A leveraged IRR calculation (or levered IRR) is required when evaluating a commercial property investment or a residential property in which the investor intends to mortgage financing in order to borrow a percentage of the money required to acquire the property under consideration. The leveraged IRR analysis incorporates the mortgage payments for the repayment of the loan and thus, the latest mortgage rate forecast is very important for commercial property investment analysis.
A leveraged IRR calculation, therefore, uses the discounted cash flow model (DCF) and takes into account, in addition to the cost and revenue items taken into account in an unleveraged IRR analysis, the debt service payments to service the loan over the holding period, as well as the repayment of the remaining loan balance upon the sale of the property. Furthermore, it takes into account any taxable income deductions that the owner may be entitled due to interest payments for the loan.
One of the significant unknowns in the leveraged IRR (and the unleveraged IRR) calculation is the resale price of the property under consideration at the end of the holding period. The most commonly used technique for the estimation of this resale value is the forecast of an exit cap rate which is applied to the net operating income (NOI) of the last year of the holding period. The exact formula applied is:
Terminal Value = NOI/Exit Cap Rate
Usually the assumed exit or terminal cap rate is higher than the entry cap rate in order to reflect the uncertainty of future cash flows. The entry or going-in cap rate is calculated as the ratio of acquisition price over the property’s actual NOI at the time of the purchase.

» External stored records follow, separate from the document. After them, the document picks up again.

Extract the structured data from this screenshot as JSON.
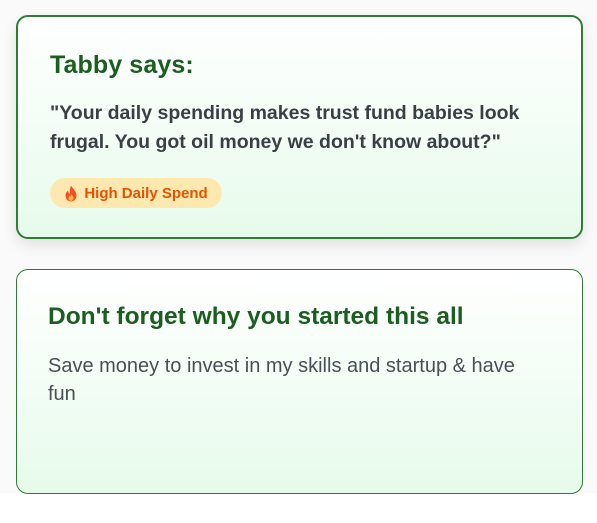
{
  "tabby_card": {
    "title": "Tabby says:",
    "quote": "\"Your daily spending makes trust fund babies look frugal. You got oil money we don't know about?\"",
    "badge": {
      "icon": "fire-icon",
      "label": "High Daily Spend"
    }
  },
  "reminder_card": {
    "title": "Don't forget why you started this all",
    "body": "Save money to invest in my skills and startup & have fun"
  },
  "colors": {
    "accent_green": "#2e7d32",
    "title_green": "#1b5e20",
    "badge_bg": "#fde9b0",
    "badge_text": "#e65100"
  }
}
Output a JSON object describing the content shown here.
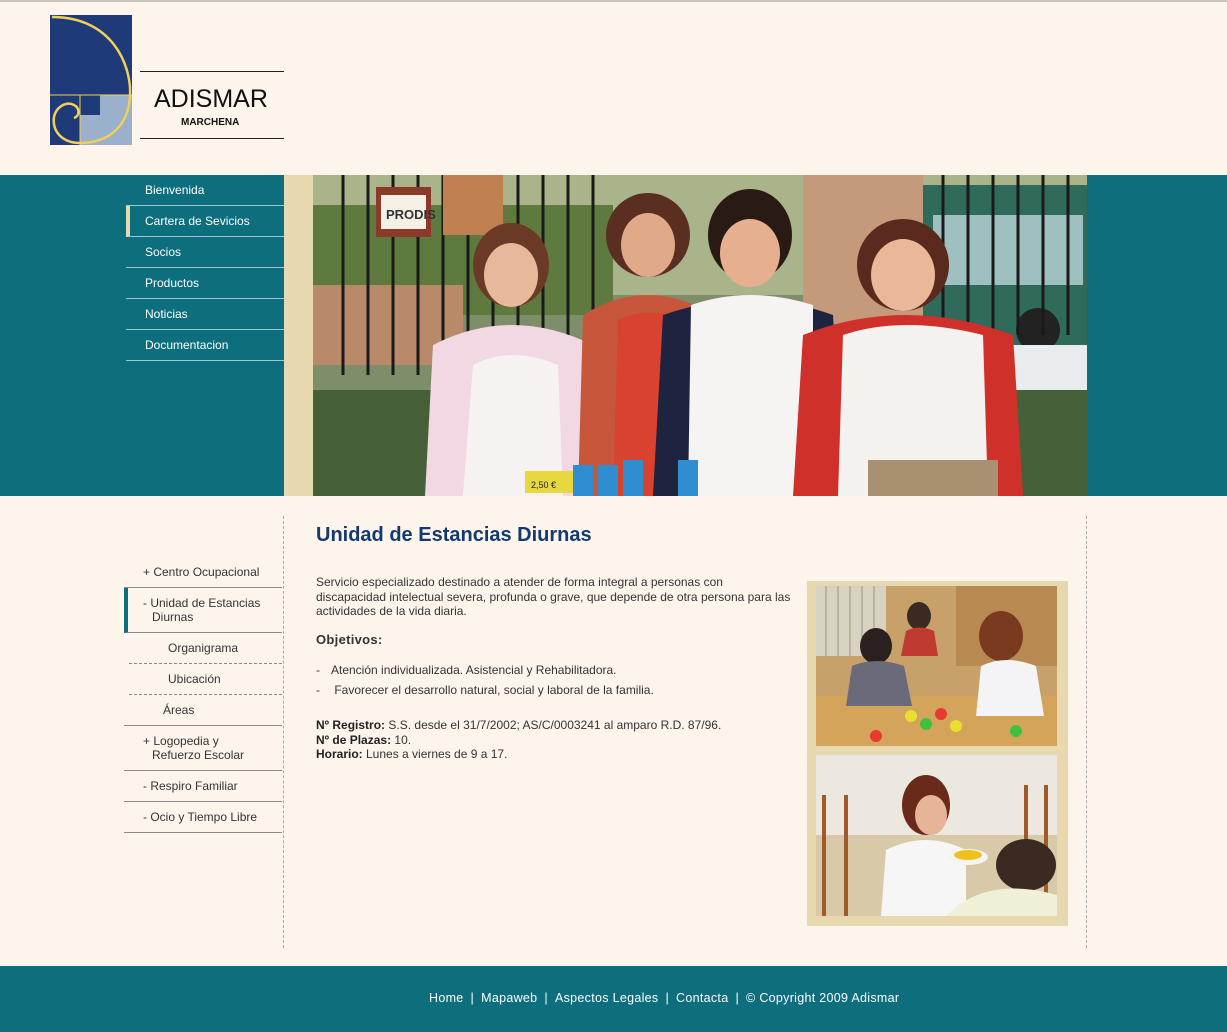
{
  "brand": {
    "name": "ADISMAR",
    "sub": "MARCHENA"
  },
  "top_nav": [
    {
      "label": "Bienvenida",
      "active": false
    },
    {
      "label": "Cartera de Sevicios",
      "active": true
    },
    {
      "label": "Socios",
      "active": false
    },
    {
      "label": "Productos",
      "active": false
    },
    {
      "label": "Noticias",
      "active": false
    },
    {
      "label": "Documentacion",
      "active": false
    }
  ],
  "banner": {
    "sign_text": "PRODIS",
    "price_tag": "2,50 €"
  },
  "side_nav": {
    "centro": "+ Centro Ocupacional",
    "unidad_l1": "- Unidad de Estancias",
    "unidad_l2": "Diurnas",
    "organigrama": "Organigrama",
    "ubicacion": "Ubicación",
    "areas": "Áreas",
    "logo_l1": "+ Logopedia y",
    "logo_l2": "Refuerzo Escolar",
    "respiro": "- Respiro Familiar",
    "ocio": "- Ocio y Tiempo Libre"
  },
  "main": {
    "title": "Unidad de Estancias Diurnas",
    "intro": "Servicio especializado destinado a atender de forma integral a personas con discapacidad intelectual severa, profunda o grave, que depende de otra persona para las actividades de la vida diaria.",
    "objectives_heading": "Objetivos:",
    "objectives": [
      "Atención individualizada. Asistencial y Rehabilitadora.",
      " Favorecer el desarrollo natural, social y laboral de la familia."
    ],
    "registro_label": "Nº  Registro:",
    "registro_value": " S.S. desde el 31/7/2002; AS/C/0003241 al amparo R.D. 87/96.",
    "plazas_label": "Nº de Plazas:",
    "plazas_value": " 10.",
    "horario_label": "Horario:",
    "horario_value": " Lunes a viernes de 9 a 17."
  },
  "footer": {
    "home": "Home",
    "mapa": "Mapaweb",
    "legales": "Aspectos Legales",
    "contacta": "Contacta",
    "copyright": "© Copyright 2009 Adismar",
    "separator": "|"
  },
  "colors": {
    "teal": "#0d6e7e",
    "cream": "#fdf5ec",
    "sand": "#e8d8b0",
    "navy": "#123a6e"
  }
}
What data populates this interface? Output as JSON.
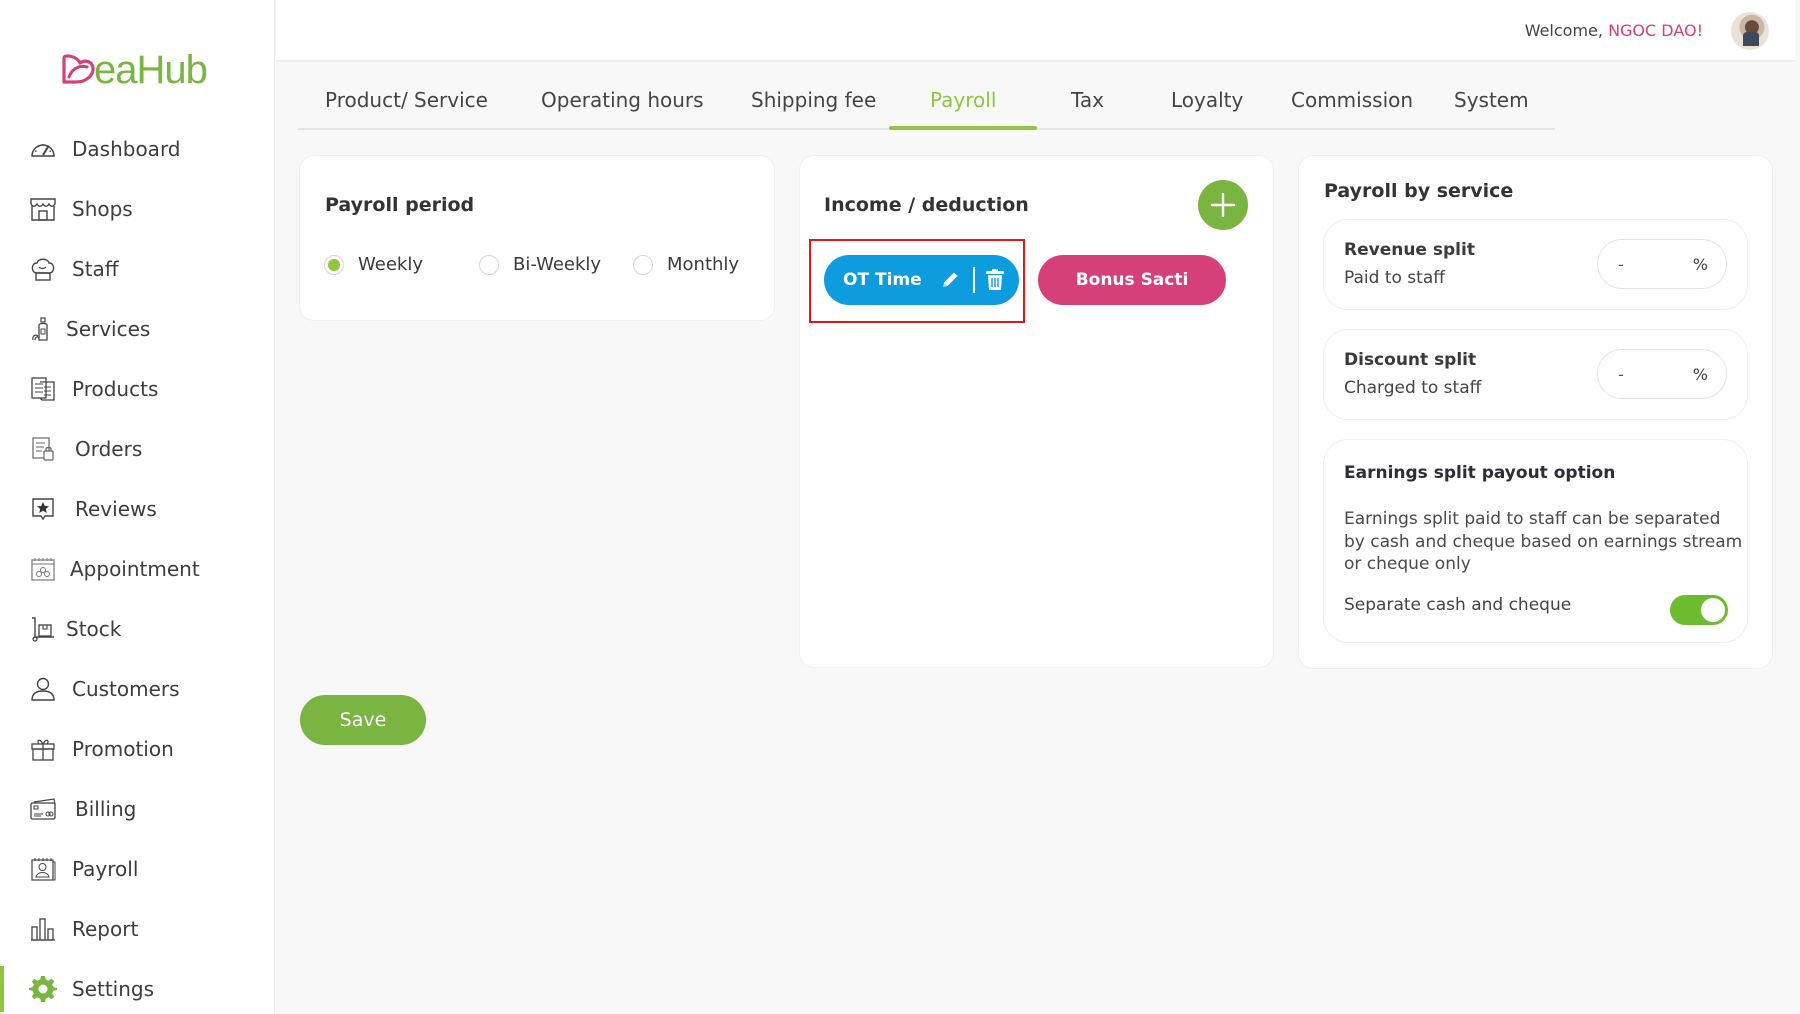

Making reasonable assumptions in the leveraged IRR calculation is of critical importance for making successful property investments. The leveraged IRR calculation over a holding period is not an easy task, especially for multi-tenant properties, as it is predicated on the correct calculation of expected cash flow for each year taking into account all relevant revenues and expenses. In this sense it requires lots of number crunching. For this reason there are several property investment analysis software programs that can make this task much easier and more automated and can help avoid mistakes.
Problems Of Leveraged IRR Calculation
One of the potentially problematic assumptions of the leveraged IRR calculation is the reinvestment assumption. In other words, the leveraged IRR calculation formula incorporates the assumption that all positive cash flows in any period are reinvested at the same rate as the calculated IRR. For example, an estimated IRR of 150% implies the expectation that all positive cash flows received at any period will be re-invested immediately at a rate of return of 150%. However, this assumption maybe very unrealistic if the investor does not have immediately available investment vehicles that will be providing a 150% return upon investment of the money. If the actual reinvestment rate of received cash flow is considerably lower then the true return of the investment will be considerably lower.
Another potential problem of the leveraged IRR calculation is the multiple-solutions problem. This problem is more likely to appear when the income stream that is used for the calculation of the IRR has sign reversals, that is, cash flow switches from positive to negative and vice versa. Greer and Farrell (1992) suggest that in such a case there may be as many IRR solutions as the number of sign reversals.
Modified IRR Calculation
If the investor feels that he/she cannot reinvest all positive cash flows immediately as they are received at an immediately accruing rate of return equal to the estimated IRR then the leveraged IRR calculation needs to use the so called a Modified IRRÂ» (MIRR) formula, which takes into account that all positive cash flows are reinvested at a different rate than the IRR of the investment analysed. The MIRR allows you to enter a different reinvestment rate that is applied to the property’s annual cash flow. The rate used is generally a savings rate or a government bond rate. The return estimated using the MIRR formula, more closely reflects reality as it is rarely possible to reinvest the cash flow from a particular project at the same exact rate of return, which is derived using the IRR formula.
The MIRR calculation involves the following three steps:
1. Find the present value of negative cash flows incurred in any year during the course of the investment, discounting them at the annual interest rate that you would pay to cover any negative cash flows incurred during the life of the investment (finance rate). 2. Calculate the future value of positive cash flows incurred in any year during the holding period of the investment, by growing them at the interest rate expected to be earned on cash generated by the investment (Reinvestment Rate). This re-investment rate can be the government bond rate, or another rate depending on each investor’s availability of immediately available investment opportunities.
3. Calculate the average interest rate that grows the adjusted investment as calculated in step 1 into the adjusted amount as calculated in step 2